Roman Catholic Church of St. James, Circa 1836

Roman Catholic Church of St. James, Circa 1836

The building’s façade is similar in design to those of architect Minard Lafever; however, its actual designer remains unknown. The original structure is not entirely intact, as the earliest incarnation of the church included a domed cupola above the roof. St. James’ was built on the foundation of one of the neighborhood’s earliest breweries. The Church later championed the Catholic temperance movement in order to end alcohol abuse. The Church of St. James cared for the poor and indigent in the community, including many who contracted cholera (several priests contracted the disease and died shortly after their patients).

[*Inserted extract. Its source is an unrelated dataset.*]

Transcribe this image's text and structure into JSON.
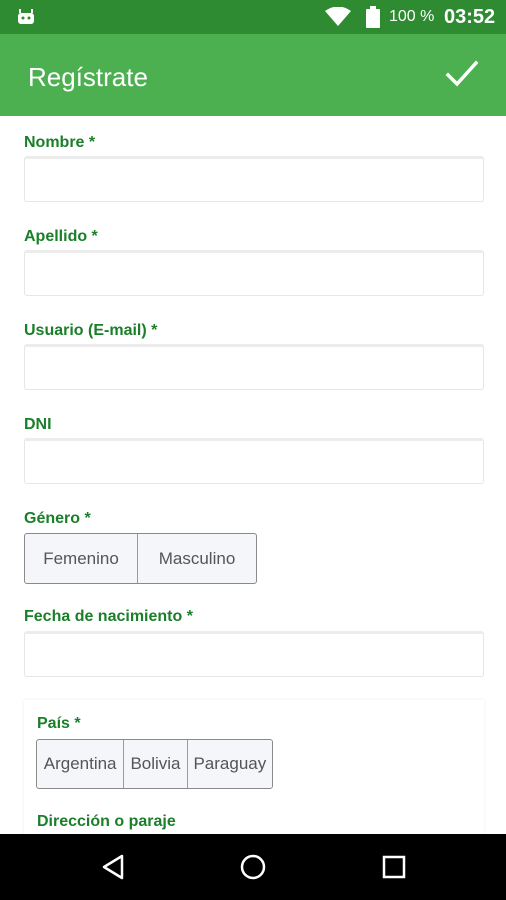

St. James’ served an area of lower Manhattan primarily made up of Irish immigrants and was home to several notable parishioners including Alfred E. Smith and the Ancient Order of Hibernians. Smith was an altar boy in the church and later served as Governor of New York, going on to become the first Roman Catholic candidate for president. The Ancient Order of Hibernians was a fraternal group originally established in Ireland that organized their first chapter in the United States out of St. James' Church in 1836. Following acts of violence against Irish clergy and the burning of St. Mary’s Church, the Hibernians felt the need to band together. The burning of St. Mary's Church was part of broader, overarching hostility towards Irish immigrants in New York at the time (the ongoing hostility between Catholics and Protestants in Europe was beginning to reveal itself in the States as well). The largest membership of Hibernians is no longer found in Ireland, but in the United States.

In 1983, the roof of St. James was dangerously close to collapsing and in need of financial repair. The Hibernians financed the restoration of the church roof after New York City officials ordered it closed. In 2009, two volunteers (John Perry and George Zapata) put in significant effort to help restore the church, refurbishing the walls, refinishing the oak doors, and plastering and painting the ceiling. On January 11, 2011 firefighters saved the historic church from ruin after a 90-minute battle with a blaze that started out in the attic. In 2014, St. James’ merged with the Church of the Transfiguration on Mott Street.

  1. Church of St. James, NYC American Guild of Organists. Accessed December 27th 2019.
  2. St. James Triangle, NYC Parks. Accessed December 27th 2019.
  3. Volunteers sacrifice to restore historic St. James Church in lower Manhattan, NY Daily News. September 1st 2009. Accessed December 27th 2019.
  4. Firefighters save historic NYC church from flames, Fire Rescue 1. January 11th 2011. Accessed December 27th 2019.
  5. Arino , Lisha . Catholic Church's Closure Stuns Lower East Side Parishioners, DNA Info. November 4th 2014. Accessed December 27th 2019.
  6. About The AOH, Ancient Order of Hibernians. Accessed December 27th 2019.
Image Sources(Click to expand)

Church of St. James, NYC American Guild of Organists. Accessed December 27th 2019.